The gap is philosophical, which is why it has long seemed impossible to bridge. Now, however, even that is starting to change.
That's because it's possible to be pro-fluoride but anti-fluoridation.
Walter Gabler, former chairman of the biochemistry and cell biology department at OHSU, says fluoridation was a good idea through the '70s, but toothpaste is doing the job just fine now. As for SB99, he says, "I probably wouldn't be in favor of it--and that's going to shock some people, but that's too bad."
It is also possible to be pro-fluoridation but against SB99.
OHSU scientist Phipps, the researcher who conducted the 1993 oral-health survey that Payne cites to justify SB99, remains pro-fluoridation but thinks communities should have a right to vote on it.
In part that's because it's the Oregon way, she says, but it's also because there are "some communities that need fluoridation, and some communities that don't need fluoridation--though Whitney would probably kill me for saying that."
In the last six months, the British and Canadian governments both released wide-ranging reports that reviewed the thousands of published scientific studies on water fluoridation.
The British review was the most comprehensive ever done of fluoride science. The Canadian review, which looked at a different set of studies, reached the same conclusions as the British. Both directly challenged the conventional wisdom on fluoride in the United States.
EFFECTIVENESS: H. Whitney Payne, Oregon's dental director, says fluoridation cuts cavities by up to 35 percent in adults and 65 percent in children. The Canadian and British studies, however, found that fluoride does appear to cut cavities, but only by about 15 percent.
EQUITY: Proponents of fluoridation claim that it will decrease the gap in oral health between rich and poor. The Canadian study was silent on this claim; the British study found no evidence to support it.
SAFETY: Payne and the U.S. dental establishment contend that science has definitively proven fluoride to be safe.

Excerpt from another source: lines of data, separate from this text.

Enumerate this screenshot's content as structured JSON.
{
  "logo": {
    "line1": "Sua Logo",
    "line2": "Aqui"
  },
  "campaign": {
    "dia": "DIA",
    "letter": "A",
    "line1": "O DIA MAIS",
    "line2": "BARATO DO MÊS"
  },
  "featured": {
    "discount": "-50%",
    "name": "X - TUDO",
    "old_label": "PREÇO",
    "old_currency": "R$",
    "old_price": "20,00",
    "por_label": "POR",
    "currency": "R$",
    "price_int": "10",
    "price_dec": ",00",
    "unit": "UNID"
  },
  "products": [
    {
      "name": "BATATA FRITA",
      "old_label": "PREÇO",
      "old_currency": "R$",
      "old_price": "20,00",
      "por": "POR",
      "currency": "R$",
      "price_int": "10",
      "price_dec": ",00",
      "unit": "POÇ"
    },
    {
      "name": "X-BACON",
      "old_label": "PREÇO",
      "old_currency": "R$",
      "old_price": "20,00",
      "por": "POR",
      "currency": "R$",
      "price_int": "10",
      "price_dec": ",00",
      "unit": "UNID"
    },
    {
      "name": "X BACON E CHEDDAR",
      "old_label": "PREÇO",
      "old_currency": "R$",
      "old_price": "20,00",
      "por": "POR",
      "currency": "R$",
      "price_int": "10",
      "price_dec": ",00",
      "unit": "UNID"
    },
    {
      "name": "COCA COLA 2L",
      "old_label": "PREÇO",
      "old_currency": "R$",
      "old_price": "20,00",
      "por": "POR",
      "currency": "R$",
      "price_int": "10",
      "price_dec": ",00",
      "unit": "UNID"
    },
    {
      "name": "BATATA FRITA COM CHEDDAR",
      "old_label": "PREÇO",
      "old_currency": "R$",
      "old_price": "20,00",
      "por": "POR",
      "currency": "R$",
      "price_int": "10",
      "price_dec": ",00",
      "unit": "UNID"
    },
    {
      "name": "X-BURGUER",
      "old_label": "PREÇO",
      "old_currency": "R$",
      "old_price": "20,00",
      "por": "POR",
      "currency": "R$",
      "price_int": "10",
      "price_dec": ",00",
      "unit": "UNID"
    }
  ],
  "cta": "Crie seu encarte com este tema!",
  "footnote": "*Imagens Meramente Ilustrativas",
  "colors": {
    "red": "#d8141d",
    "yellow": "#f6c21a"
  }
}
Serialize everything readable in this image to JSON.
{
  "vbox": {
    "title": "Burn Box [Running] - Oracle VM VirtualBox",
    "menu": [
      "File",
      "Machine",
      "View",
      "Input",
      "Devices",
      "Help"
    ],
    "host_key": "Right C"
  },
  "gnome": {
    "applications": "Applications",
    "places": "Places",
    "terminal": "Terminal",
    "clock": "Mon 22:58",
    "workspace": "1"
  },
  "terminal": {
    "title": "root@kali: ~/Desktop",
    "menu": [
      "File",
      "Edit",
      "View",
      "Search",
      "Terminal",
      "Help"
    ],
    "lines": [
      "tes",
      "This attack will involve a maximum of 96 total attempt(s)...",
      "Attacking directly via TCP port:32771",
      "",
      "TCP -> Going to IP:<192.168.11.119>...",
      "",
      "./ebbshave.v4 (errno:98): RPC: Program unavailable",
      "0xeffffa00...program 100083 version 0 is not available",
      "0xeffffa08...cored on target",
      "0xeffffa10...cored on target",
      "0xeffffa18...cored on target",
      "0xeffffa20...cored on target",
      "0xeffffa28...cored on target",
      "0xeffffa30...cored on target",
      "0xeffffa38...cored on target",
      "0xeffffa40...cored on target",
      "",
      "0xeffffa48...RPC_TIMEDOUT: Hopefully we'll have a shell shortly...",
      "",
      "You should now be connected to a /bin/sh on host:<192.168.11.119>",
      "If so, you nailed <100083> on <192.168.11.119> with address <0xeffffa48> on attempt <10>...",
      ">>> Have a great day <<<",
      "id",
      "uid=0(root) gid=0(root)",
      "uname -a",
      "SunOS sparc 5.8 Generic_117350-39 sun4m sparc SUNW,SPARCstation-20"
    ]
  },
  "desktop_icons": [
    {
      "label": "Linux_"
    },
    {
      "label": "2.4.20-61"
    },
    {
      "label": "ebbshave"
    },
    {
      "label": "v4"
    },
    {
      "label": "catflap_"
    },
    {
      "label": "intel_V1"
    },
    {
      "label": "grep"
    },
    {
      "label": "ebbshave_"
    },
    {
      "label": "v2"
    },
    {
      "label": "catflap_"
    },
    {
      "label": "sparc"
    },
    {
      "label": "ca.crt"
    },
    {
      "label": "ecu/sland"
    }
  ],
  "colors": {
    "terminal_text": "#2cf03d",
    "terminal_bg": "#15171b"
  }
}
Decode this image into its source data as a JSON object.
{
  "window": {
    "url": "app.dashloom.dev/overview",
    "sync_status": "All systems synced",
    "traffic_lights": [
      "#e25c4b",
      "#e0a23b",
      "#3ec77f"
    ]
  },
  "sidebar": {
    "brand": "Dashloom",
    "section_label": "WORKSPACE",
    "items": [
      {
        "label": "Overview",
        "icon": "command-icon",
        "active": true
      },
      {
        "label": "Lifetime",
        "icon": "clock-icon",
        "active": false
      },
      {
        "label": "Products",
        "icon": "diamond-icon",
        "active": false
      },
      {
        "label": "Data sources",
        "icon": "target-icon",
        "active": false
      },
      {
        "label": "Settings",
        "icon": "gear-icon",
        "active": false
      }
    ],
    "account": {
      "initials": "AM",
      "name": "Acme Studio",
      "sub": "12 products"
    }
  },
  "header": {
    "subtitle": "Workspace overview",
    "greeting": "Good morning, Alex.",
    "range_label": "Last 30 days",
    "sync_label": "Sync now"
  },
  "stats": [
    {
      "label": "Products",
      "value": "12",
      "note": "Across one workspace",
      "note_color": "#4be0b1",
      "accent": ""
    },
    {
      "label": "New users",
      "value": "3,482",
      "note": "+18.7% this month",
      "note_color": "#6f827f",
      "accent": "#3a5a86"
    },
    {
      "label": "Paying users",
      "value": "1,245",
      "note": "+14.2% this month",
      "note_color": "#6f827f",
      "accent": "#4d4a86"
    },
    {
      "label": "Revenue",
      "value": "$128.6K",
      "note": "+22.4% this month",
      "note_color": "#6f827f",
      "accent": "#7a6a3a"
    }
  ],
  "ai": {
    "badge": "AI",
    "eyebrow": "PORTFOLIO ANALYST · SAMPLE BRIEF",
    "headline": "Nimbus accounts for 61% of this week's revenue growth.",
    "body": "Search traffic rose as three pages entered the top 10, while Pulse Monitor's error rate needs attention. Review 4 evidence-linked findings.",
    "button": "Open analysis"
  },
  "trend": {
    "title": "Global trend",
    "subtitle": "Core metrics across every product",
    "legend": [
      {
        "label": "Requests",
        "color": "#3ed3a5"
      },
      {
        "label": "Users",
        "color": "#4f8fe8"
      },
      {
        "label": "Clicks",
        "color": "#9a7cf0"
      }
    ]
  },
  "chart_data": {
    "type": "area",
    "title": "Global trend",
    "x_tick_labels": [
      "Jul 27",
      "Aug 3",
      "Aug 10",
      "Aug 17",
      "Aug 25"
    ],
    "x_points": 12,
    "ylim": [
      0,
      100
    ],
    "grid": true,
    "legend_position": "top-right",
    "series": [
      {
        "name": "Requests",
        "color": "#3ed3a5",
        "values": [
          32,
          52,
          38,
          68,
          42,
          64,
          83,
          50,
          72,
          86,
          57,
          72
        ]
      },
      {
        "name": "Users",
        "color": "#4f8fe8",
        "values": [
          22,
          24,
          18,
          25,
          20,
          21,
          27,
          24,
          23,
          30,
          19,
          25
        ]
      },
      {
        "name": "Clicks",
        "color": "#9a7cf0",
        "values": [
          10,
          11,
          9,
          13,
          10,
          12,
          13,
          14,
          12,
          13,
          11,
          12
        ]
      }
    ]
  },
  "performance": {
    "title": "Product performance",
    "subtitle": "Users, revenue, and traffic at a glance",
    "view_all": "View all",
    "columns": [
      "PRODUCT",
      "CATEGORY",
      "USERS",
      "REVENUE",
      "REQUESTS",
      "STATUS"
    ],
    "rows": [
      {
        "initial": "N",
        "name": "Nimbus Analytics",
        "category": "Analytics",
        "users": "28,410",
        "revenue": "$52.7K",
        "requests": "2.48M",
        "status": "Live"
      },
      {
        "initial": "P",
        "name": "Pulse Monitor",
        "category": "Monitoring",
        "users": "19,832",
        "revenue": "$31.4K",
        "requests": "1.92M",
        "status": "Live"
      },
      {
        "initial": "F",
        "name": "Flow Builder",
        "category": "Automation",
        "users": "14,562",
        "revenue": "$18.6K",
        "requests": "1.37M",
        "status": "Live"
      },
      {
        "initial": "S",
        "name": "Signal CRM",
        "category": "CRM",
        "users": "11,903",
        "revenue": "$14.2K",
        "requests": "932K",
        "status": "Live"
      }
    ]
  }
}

The British study, however, "did not show water fluoridation to be safe [because existing fluoride] research was too poor," summarized Dr. Trevor Sheldon, head of the National Health Service unit that conducted the study, in a letter to Parliament. "Until high quality studies are undertaken...there will continue to be legitimate scientific controversy."
DENTAL FLUOROSIS: Payne and the U.S. dental establishment dismiss dental fluorosis, or tooth mottling, as merely a cosmetic effect, but both the British and Canadian studies said it should be taken more seriously.
Both the British and Canadian studies found that fluoridation significantly increased fluorosis rates. At the U.S. government's recommended level of fluoridation, 12 percent of the population will have unsightly fluorosis, the British study said.
David Locker, a dentist who is the director of the Community Dental Health Services Research Unit at the University of Toronto, conducted the Canadian study. He says fluoridation was a good idea when first introduced, but the new evidence on risks and benefits means that communities should think twice before approving it today.
"A lot of the research on the benefits of fluoride was extremely poor--on that the British study and I agree," he said.
Payne, for his part, is not deterred by the studies, calling them "a useful springboard for further review."
News that the scientific landscape on fluoride had changed went unnoticed in the United States until last Thursday, Feb. 15, when ABC News commentator and medical author Nicholas Regush took to the airwaves to decry "fanaticism and junk science" in the realm of fluoridation--thereby propelling anti-fluoridationists into the mainstream.
"What is amazing," he said, "is that public health policy in this country has allowed water fluoridation to continue in the absence of solid scientific evidence that its benefit is greater than its risk."